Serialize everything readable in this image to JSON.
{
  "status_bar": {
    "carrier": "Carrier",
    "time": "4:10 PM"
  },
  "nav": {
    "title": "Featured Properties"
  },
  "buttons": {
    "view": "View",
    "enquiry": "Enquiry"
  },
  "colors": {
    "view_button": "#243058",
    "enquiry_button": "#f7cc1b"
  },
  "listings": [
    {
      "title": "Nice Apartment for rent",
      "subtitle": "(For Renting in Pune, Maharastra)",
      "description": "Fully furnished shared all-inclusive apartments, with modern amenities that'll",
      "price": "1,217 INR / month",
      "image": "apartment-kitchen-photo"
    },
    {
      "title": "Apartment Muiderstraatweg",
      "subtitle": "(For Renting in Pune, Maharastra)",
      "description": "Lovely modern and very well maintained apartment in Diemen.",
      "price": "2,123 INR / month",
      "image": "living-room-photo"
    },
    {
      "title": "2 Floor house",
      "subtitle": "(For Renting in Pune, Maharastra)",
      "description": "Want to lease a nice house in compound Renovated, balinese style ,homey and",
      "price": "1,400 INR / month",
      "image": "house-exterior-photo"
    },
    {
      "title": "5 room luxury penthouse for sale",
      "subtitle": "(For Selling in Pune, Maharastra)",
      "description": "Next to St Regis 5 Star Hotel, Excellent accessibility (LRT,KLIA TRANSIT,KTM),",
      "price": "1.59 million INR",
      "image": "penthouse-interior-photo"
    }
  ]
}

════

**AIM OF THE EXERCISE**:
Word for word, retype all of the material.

**RESPONSE BOX**:
Serialize everything readable in this image to JSON.
{
  "status_bar": {
    "carrier": "Carrier",
    "time": "4:10 PM"
  },
  "nav": {
    "title": "Featured Properties"
  },
  "buttons": {
    "view": "View",
    "enquiry": "Enquiry"
  },
  "colors": {
    "view_button": "#243058",
    "enquiry_button": "#f7cc1b"
  },
  "listings": [
    {
      "title": "Nice Apartment for rent",
      "subtitle": "(For Renting in Pune, Maharastra)",
      "description": "Fully furnished shared all-inclusive apartments, with modern amenities that'll",
      "price": "1,217 INR / month",
      "image": "apartment-kitchen-photo"
    },
    {
      "title": "Apartment Muiderstraatweg",
      "subtitle": "(For Renting in Pune, Maharastra)",
      "description": "Lovely modern and very well maintained apartment in Diemen.",
      "price": "2,123 INR / month",
      "image": "living-room-photo"
    },
    {
      "title": "2 Floor house",
      "subtitle": "(For Renting in Pune, Maharastra)",
      "description": "Want to lease a nice house in compound Renovated, balinese style ,homey and",
      "price": "1,400 INR / month",
      "image": "house-exterior-photo"
    },
    {
      "title": "5 room luxury penthouse for sale",
      "subtitle": "(For Selling in Pune, Maharastra)",
      "description": "Next to St Regis 5 Star Hotel, Excellent accessibility (LRT,KLIA TRANSIT,KTM),",
      "price": "1.59 million INR",
      "image": "penthouse-interior-photo"
    }
  ]
}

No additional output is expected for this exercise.